_Exercise requirements:_
Go through the entries below and return every line that contains "heading".

────────

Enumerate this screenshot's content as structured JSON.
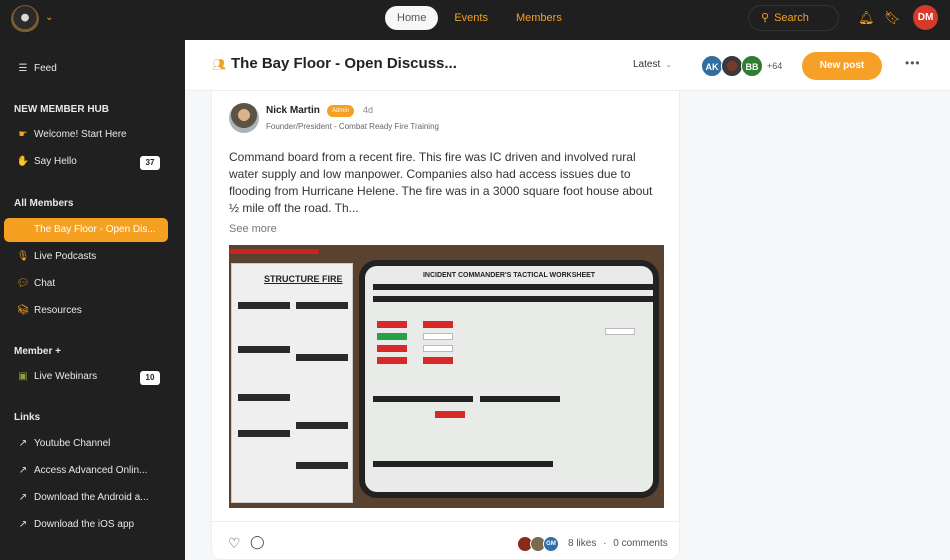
{
  "topbar": {
    "nav": [
      {
        "label": "Home",
        "active": true
      },
      {
        "label": "Events",
        "active": false
      },
      {
        "label": "Members",
        "active": false
      }
    ],
    "search_label": "Search",
    "user_initials": "DM",
    "accent_color": "#f5a020",
    "user_avatar_color": "#d63a2b"
  },
  "sidebar": {
    "feed": {
      "label": "Feed",
      "icon": "feed-icon"
    },
    "sections": [
      {
        "heading": "NEW MEMBER HUB",
        "items": [
          {
            "label": "Welcome! Start Here",
            "icon": "pointing-hand-icon"
          },
          {
            "label": "Say Hello",
            "icon": "waving-hand-icon",
            "badge": "37"
          }
        ]
      },
      {
        "heading": "All Members",
        "items": [
          {
            "label": "The Bay Floor - Open Dis...",
            "icon": "group-icon",
            "active": true
          },
          {
            "label": "Live Podcasts",
            "icon": "microphone-icon"
          },
          {
            "label": "Chat",
            "icon": "chat-bubble-icon"
          },
          {
            "label": "Resources",
            "icon": "books-icon"
          }
        ]
      },
      {
        "heading": "Member +",
        "items": [
          {
            "label": "Live Webinars",
            "icon": "webinar-screen-icon",
            "badge": "10"
          }
        ]
      },
      {
        "heading": "Links",
        "items": [
          {
            "label": "Youtube Channel",
            "icon": "external-link-icon"
          },
          {
            "label": "Access Advanced Onlin...",
            "icon": "external-link-icon"
          },
          {
            "label": "Download the Android a...",
            "icon": "external-link-icon"
          },
          {
            "label": "Download the iOS app",
            "icon": "external-link-icon"
          }
        ]
      }
    ]
  },
  "header": {
    "title": "The Bay Floor - Open Discuss...",
    "sort_label": "Latest",
    "member_avatars": [
      {
        "initials": "AK",
        "color": "#2f6e9e"
      },
      {
        "initials": "",
        "color": "#4a4a4a"
      },
      {
        "initials": "BB",
        "color": "#2e7d32"
      }
    ],
    "more_members": "+64",
    "new_post_label": "New post",
    "more_label": "•••"
  },
  "post": {
    "author": "Nick Martin",
    "badge": "Admin",
    "time": "4d",
    "role": "Founder/President - Combat Ready Fire Training",
    "body": "Command board from a recent fire. This fire was IC driven and involved rural water supply and low manpower. Companies also had access issues due to flooding from Hurricane Helene. The fire was in a 3000 square foot house about ½ mile off the road. Th...",
    "see_more": "See more",
    "image": {
      "notebook_title": "STRUCTURE FIRE",
      "board_title": "INCIDENT COMMANDER'S TACTICAL WORKSHEET"
    },
    "likers": [
      {
        "initials": "",
        "color": "#8b2a1c"
      },
      {
        "initials": "",
        "color": "#7a6a50"
      },
      {
        "initials": "GM",
        "color": "#2f6eaa"
      }
    ],
    "likes": "8 likes",
    "separator": "·",
    "comments": "0 comments"
  }
}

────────

_The answer:_
        "heading": "NEW MEMBER HUB",
        "heading": "All Members",
        "heading": "Member +",
        "heading": "Links",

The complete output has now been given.